Shortly before the signing of the peace with Britain in 1783, John Adams warned that those who wished to write a history of the origins of the American War of Independence would need to comprehend the situation in all thirteen colonies as far back as the sailing of the Mayflower in 1620. He believed that the latent potential of the colonies for revolution had developed prior to ‘the present Dispute which began in 1761’ and that the real revolution in the mind of the people occurred long before the outbreak of war in 1775. In this remarkably original contribution to scholarship, Nick Bunker gives only brief consideration to the 1760s, the decade that has traditionally attracted the most attention, and instead focuses primarily on events beginning in 1772. He likens these years to the more recent fall of the Berlin Wall.

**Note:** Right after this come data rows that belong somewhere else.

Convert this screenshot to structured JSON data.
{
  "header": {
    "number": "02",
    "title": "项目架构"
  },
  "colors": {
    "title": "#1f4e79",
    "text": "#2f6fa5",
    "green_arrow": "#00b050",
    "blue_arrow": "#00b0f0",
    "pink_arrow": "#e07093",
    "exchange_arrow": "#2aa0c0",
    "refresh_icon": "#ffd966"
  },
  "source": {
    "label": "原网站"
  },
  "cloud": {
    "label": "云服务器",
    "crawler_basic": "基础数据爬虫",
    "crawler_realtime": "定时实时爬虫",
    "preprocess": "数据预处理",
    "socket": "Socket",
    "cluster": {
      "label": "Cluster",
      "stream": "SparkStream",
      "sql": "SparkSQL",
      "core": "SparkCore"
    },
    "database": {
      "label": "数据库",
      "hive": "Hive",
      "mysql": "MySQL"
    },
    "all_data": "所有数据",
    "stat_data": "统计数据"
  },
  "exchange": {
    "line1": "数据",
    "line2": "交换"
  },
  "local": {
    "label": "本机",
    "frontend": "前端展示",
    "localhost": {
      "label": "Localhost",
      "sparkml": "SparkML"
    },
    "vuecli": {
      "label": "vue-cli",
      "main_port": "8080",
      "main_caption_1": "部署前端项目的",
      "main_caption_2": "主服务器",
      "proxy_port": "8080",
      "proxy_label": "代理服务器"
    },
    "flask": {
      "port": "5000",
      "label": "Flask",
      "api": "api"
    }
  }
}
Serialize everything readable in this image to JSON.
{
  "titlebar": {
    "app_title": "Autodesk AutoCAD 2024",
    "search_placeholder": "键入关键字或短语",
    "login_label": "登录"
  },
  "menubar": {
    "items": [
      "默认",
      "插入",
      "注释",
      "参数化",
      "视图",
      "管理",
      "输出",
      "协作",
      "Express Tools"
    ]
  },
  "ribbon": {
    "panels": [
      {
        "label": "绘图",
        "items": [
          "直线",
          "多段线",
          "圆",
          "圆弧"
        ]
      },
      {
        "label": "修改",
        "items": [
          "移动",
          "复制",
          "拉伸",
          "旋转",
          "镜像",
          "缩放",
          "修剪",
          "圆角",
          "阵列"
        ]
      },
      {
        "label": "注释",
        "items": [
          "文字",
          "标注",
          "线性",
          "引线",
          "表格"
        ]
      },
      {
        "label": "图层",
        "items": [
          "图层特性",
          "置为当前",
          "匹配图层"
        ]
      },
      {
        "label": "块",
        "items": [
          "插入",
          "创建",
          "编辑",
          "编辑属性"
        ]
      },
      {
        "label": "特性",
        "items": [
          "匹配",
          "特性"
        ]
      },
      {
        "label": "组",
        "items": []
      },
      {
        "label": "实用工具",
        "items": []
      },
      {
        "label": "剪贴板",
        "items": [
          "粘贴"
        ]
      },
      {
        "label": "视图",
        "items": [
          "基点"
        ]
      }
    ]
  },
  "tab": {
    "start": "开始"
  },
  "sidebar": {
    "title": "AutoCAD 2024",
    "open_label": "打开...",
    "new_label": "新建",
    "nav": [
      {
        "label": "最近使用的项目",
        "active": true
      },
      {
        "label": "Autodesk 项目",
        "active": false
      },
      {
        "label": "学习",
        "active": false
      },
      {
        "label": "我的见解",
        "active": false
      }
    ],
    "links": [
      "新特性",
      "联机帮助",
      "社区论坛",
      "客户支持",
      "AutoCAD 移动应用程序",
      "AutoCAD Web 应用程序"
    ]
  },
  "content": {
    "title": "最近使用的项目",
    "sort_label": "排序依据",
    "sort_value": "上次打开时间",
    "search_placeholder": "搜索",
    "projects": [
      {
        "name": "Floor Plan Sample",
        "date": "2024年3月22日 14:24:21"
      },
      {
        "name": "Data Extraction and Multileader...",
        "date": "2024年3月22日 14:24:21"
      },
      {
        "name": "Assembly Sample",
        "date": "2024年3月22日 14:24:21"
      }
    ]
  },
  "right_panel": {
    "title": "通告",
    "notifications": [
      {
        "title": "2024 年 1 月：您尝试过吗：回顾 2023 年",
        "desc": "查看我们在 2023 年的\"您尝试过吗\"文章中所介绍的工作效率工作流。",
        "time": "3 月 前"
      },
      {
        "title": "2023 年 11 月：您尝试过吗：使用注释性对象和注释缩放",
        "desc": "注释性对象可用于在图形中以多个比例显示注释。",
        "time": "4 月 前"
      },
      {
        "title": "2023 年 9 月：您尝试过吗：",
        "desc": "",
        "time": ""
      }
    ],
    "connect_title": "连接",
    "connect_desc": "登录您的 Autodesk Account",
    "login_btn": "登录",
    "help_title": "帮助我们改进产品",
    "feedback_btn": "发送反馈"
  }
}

An Empire on the Edge offers a rich narrative that includes much novel information thanks to the extensive use of unpublished primary sources in both Britain and America. These include the journals of General Thomas Gage and what the author describes as the best description by an American of London